■ **What needs to be done**:
Copy each line below that has "JSON".

━━ Entries supplied

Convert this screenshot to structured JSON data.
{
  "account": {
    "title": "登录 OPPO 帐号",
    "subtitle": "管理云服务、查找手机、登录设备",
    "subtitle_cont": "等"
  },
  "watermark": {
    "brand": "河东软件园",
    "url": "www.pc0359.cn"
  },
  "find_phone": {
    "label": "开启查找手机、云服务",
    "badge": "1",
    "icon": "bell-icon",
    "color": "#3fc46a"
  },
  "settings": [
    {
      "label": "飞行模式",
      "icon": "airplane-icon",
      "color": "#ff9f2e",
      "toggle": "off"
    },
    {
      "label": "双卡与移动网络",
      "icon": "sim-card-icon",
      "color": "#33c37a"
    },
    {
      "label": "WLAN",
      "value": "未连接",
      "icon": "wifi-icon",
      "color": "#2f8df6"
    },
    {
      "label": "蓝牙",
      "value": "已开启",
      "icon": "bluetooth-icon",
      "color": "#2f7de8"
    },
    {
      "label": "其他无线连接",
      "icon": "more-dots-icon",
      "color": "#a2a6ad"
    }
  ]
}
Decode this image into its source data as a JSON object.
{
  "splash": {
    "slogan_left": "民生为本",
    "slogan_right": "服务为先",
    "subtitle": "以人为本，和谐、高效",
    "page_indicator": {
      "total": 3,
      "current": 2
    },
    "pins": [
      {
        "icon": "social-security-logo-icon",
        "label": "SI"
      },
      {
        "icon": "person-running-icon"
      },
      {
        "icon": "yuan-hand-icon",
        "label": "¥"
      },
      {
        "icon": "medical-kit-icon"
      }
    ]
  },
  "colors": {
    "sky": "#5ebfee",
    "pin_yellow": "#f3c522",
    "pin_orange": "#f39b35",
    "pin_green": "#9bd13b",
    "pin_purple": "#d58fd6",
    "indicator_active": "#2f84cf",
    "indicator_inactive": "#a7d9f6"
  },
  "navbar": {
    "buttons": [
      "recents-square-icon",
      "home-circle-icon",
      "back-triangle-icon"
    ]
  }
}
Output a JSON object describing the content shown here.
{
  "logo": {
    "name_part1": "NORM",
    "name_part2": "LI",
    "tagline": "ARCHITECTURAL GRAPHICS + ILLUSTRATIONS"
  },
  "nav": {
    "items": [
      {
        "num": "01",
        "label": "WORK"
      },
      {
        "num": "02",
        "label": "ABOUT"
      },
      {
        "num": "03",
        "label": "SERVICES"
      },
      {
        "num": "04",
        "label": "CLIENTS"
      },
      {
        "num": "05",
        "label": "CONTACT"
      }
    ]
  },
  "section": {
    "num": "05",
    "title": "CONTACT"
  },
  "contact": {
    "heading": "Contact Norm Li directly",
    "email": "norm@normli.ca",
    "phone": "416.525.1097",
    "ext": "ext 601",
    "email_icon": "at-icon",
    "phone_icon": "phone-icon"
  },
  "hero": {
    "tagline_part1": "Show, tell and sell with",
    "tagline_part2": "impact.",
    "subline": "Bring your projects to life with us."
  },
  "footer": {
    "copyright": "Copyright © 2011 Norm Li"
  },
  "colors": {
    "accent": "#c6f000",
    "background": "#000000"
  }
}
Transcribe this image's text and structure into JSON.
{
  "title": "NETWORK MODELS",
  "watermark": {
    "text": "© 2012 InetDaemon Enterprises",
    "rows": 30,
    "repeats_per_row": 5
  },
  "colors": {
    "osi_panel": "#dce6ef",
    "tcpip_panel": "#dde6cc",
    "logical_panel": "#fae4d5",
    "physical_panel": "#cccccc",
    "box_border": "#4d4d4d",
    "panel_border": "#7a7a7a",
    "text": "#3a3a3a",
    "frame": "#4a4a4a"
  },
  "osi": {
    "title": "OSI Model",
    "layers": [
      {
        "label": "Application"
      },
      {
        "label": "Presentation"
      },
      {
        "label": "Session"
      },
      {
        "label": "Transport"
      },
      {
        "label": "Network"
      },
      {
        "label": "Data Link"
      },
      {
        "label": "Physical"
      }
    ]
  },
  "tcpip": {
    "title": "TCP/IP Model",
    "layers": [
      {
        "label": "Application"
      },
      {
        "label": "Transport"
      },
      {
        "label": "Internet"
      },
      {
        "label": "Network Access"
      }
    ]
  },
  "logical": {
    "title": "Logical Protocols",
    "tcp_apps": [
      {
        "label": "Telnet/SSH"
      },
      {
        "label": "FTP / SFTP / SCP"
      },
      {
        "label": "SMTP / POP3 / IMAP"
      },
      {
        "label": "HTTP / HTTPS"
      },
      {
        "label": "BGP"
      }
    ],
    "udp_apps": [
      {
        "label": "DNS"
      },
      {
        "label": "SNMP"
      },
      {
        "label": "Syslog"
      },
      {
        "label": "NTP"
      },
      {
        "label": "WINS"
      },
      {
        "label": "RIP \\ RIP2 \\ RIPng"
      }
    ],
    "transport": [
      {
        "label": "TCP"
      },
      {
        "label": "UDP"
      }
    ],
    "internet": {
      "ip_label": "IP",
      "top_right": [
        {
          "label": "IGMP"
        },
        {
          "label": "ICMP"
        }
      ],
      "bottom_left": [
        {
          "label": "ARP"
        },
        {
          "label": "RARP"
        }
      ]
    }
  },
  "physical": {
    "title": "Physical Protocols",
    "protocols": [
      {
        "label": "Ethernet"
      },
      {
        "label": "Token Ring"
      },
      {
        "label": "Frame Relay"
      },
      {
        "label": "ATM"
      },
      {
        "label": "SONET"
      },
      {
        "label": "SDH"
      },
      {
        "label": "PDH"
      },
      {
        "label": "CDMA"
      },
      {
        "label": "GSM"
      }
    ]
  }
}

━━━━

■ **Result of the exercise**:
Convert this screenshot to structured JSON data.
Decode this image into its source data as a JSON object.
Output a JSON object describing the content shown here.
Transcribe this image's text and structure into JSON.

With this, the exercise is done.